Last year was our sixth year without him, and I began to feel this pull that I can’t explain. I felt compelled to head east as fast as I could. By this time, we’d added two kids to the mix, along with assorted sports schedules and summer activity constraints. I won’t bore you with the details, but the short-cut version is this: six of us just returned from Maine!
To say that the trip was healing would be a significant understatement, and I’m not sure that I can adequately explain why, but I’ll try.
For starters, the home we rented in that tiny town on the bay proudly boasted an American flag on the wall of the family room, along with the nautical version of a red, white and denim décor. I can raise my own flag any day, but there’s something about having another do it that is comforting.

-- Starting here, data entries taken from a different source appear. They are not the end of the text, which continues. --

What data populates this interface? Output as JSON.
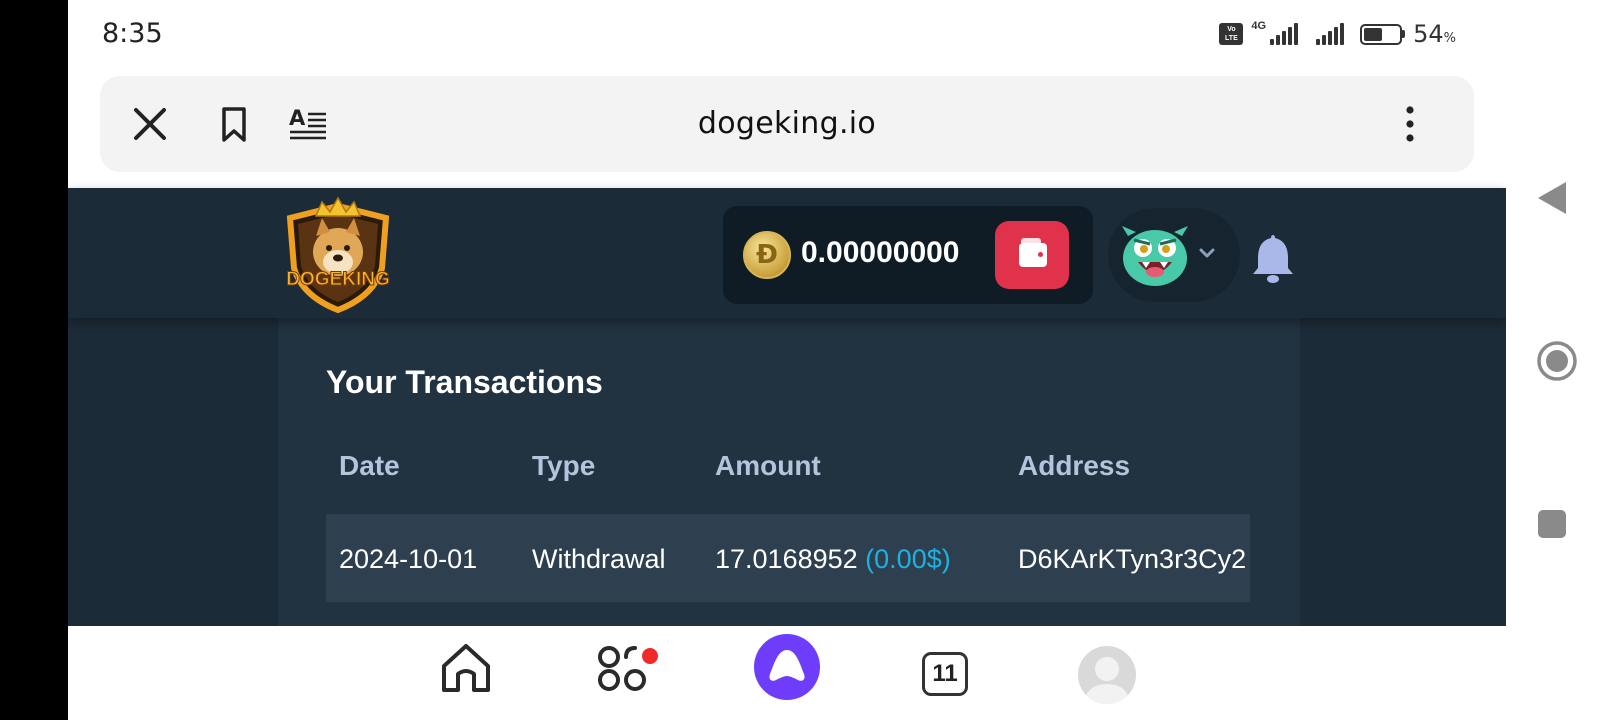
{
  "status_bar": {
    "time": "8:35",
    "network": "4G",
    "battery_percent": "54",
    "battery_unit": "%"
  },
  "browser": {
    "url": "dogeking.io"
  },
  "header": {
    "logo_text": "DOGEKING",
    "balance": "0.00000000"
  },
  "transactions": {
    "title": "Your Transactions",
    "columns": [
      "Date",
      "Type",
      "Amount",
      "Address"
    ],
    "rows": [
      {
        "date": "2024-10-01",
        "type": "Withdrawal",
        "amount": "17.0168952",
        "usd": "(0.00$)",
        "address": "D6KArKTyn3r3Cy2"
      }
    ]
  },
  "bottom_nav": {
    "tabs_count": "11"
  },
  "colors": {
    "header_bg": "#1c2b38",
    "panel_bg": "#213240",
    "wallet_button": "#e0324b",
    "usd_accent": "#1fb0e0",
    "alice": "#6e3dfb"
  },
  "icons": [
    "close-icon",
    "bookmark-icon",
    "reader-mode-icon",
    "more-vert-icon",
    "wallet-icon",
    "chevron-down-icon",
    "bell-icon",
    "home-icon",
    "apps-icon",
    "alice-icon",
    "tabs-icon",
    "profile-icon",
    "back-icon",
    "home-circle-icon",
    "recents-icon"
  ]
}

Just outside of town, we found ourselves ushered to the shore along the “Gold Star Memorial Highway.” I don’t know that a road by any other name would have been as appropriate. And then one night, as we were sitting on the porch, we heard the distinct tones of a bagpipe, playing its woeful song. I don’t know where it was coming from, but it reminded me of the bagpipes from Michael’s funeral.
On July 4th, we watched fireworks flare above the bay, highlighting the American flags hoisted on the ships below. And then one night, we were exploring the rocky shore when an old fire truck arrived and parked alongside the road. Before the night was over, we’d swapped tales with the owner, who had purchased the truck just because he’d always wanted one. He took us for a ride around the point, letting the siren scream for the children we passed. This was significant… because my brother was a firefighter.
The list goes on. Perhaps we were just ready to embrace this opportunity after all these years. Or maybe we were looking for ways to connect with each other and with Michael’s memory. Whatever the reason, I am feeling abundantly blessed at the moment. The Maine thing for me was cathartic…a hug from heaven. If you’re wondering whether you should resume anything you’ve put aside, I think the main thing for you is… to do it when (and if) it feels right to you.